What is being asked →
Whenever the word "type" turns up in a line of the data below, copy that line.

Exercise input →
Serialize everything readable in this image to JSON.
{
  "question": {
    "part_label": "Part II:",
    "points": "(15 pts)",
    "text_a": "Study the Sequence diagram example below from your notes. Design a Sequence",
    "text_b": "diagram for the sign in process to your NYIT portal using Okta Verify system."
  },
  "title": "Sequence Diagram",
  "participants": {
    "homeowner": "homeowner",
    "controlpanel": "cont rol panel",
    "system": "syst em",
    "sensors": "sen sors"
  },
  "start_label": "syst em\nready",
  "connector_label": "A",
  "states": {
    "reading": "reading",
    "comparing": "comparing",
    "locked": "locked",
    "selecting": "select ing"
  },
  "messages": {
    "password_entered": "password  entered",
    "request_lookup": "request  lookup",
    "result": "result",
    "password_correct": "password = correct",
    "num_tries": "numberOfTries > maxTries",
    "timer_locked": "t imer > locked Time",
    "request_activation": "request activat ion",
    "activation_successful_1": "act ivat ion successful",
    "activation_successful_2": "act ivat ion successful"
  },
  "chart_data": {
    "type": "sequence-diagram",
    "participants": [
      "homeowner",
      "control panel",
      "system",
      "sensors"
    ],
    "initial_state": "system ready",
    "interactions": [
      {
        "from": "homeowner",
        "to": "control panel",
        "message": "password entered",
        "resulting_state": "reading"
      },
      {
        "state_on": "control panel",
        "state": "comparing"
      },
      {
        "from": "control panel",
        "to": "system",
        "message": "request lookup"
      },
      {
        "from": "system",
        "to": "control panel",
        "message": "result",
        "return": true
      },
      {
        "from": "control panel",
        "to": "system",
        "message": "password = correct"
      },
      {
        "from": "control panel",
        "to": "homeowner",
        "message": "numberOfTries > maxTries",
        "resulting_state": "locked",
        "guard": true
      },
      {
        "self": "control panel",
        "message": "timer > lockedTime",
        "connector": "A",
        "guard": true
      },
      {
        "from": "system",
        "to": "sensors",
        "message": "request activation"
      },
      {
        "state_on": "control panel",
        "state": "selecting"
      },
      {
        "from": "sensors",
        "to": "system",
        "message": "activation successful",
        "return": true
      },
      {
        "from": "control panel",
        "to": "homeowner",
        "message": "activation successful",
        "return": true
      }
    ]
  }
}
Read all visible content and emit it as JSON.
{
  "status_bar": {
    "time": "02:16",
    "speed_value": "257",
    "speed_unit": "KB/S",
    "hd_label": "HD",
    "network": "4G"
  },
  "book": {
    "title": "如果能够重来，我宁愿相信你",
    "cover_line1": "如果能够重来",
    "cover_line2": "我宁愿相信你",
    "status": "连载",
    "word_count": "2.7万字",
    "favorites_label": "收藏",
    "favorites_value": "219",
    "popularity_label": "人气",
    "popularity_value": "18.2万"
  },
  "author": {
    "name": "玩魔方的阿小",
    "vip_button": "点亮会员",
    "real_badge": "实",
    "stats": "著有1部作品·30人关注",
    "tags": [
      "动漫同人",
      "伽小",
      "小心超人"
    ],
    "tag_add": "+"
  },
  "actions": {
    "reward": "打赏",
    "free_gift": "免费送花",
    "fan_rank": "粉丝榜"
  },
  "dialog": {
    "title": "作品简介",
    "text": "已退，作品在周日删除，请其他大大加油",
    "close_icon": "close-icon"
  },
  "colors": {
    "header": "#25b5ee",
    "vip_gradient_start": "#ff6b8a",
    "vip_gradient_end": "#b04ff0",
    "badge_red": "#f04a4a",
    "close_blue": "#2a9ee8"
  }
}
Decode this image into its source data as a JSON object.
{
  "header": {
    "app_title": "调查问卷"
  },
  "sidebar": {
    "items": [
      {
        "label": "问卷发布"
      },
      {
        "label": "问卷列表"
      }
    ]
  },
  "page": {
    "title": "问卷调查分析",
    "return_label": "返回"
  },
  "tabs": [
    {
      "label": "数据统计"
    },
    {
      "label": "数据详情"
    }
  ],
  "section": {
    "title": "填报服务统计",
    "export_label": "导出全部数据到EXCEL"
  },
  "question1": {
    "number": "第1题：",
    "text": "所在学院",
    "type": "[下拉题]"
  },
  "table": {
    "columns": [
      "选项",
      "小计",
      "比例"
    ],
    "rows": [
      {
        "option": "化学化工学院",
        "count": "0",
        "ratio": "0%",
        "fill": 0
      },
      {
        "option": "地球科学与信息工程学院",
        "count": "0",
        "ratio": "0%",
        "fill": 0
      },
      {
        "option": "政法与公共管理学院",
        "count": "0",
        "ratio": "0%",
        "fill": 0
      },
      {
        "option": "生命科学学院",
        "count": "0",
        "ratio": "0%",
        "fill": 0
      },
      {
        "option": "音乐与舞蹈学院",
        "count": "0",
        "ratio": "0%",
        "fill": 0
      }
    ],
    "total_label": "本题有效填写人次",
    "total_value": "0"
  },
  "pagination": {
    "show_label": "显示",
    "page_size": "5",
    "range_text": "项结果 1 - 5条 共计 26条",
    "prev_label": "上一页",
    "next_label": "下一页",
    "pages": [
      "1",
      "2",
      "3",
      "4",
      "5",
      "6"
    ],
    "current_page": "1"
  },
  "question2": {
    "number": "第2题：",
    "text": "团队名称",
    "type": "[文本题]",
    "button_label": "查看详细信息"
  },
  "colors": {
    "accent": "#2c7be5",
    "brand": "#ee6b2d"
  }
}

Exercise answer →
    "type": "sequence-diagram",
    "type": "[下拉题]"
    "type": "[文本题]",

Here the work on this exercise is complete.